== Segment start ==

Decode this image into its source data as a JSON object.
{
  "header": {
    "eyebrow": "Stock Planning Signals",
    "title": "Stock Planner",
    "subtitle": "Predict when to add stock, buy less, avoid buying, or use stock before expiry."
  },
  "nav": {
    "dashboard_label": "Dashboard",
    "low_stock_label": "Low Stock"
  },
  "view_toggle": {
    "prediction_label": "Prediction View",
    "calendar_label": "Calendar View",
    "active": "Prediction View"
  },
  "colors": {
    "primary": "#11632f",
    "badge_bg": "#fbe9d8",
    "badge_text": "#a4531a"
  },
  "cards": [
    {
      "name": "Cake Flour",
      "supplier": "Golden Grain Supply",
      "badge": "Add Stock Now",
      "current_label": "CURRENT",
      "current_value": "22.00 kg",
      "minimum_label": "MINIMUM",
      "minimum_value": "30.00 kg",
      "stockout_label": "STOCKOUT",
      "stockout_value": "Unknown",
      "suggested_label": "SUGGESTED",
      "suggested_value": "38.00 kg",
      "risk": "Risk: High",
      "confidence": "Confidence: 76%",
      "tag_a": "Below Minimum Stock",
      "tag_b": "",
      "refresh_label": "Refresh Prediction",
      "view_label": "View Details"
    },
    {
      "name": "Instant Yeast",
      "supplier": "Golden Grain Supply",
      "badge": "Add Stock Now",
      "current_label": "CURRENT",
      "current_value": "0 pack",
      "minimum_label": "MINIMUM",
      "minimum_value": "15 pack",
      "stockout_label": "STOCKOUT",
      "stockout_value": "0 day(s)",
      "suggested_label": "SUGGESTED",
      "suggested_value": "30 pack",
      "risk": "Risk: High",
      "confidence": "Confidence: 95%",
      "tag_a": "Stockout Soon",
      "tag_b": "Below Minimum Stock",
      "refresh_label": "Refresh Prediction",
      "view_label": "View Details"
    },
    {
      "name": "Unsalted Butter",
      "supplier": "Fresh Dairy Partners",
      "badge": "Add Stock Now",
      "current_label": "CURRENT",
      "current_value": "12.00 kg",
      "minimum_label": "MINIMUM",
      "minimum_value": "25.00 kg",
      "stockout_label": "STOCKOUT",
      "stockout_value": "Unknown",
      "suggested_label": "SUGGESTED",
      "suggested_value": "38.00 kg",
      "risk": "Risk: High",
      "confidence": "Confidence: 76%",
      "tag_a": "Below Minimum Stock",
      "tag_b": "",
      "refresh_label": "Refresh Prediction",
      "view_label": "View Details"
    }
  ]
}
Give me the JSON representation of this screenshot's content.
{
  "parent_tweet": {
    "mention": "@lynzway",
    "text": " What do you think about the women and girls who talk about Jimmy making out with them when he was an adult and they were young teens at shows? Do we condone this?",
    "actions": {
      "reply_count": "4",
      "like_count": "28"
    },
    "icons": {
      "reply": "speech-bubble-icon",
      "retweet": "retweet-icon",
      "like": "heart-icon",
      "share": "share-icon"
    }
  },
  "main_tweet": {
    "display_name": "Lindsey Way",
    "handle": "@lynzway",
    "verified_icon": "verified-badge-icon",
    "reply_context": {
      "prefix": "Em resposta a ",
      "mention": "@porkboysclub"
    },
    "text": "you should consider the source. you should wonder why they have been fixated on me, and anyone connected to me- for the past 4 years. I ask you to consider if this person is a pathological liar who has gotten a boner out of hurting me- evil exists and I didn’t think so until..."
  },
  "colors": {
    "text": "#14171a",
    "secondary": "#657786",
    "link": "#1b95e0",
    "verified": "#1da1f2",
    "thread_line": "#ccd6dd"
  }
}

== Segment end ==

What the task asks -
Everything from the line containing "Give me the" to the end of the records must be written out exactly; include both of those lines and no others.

Answer to this exercise -
Give me the JSON representation of this screenshot's content.
{
  "parent_tweet": {
    "mention": "@lynzway",
    "text": " What do you think about the women and girls who talk about Jimmy making out with them when he was an adult and they were young teens at shows? Do we condone this?",
    "actions": {
      "reply_count": "4",
      "like_count": "28"
    },
    "icons": {
      "reply": "speech-bubble-icon",
      "retweet": "retweet-icon",
      "like": "heart-icon",
      "share": "share-icon"
    }
  },
  "main_tweet": {
    "display_name": "Lindsey Way",
    "handle": "@lynzway",
    "verified_icon": "verified-badge-icon",
    "reply_context": {
      "prefix": "Em resposta a ",
      "mention": "@porkboysclub"
    },
    "text": "you should consider the source. you should wonder why they have been fixated on me, and anyone connected to me- for the past 4 years. I ask you to consider if this person is a pathological liar who has gotten a boner out of hurting me- evil exists and I didn’t think so until..."
  },
  "colors": {
    "text": "#14171a",
    "secondary": "#657786",
    "link": "#1b95e0",
    "verified": "#1da1f2",
    "thread_line": "#ccd6dd"
  }
}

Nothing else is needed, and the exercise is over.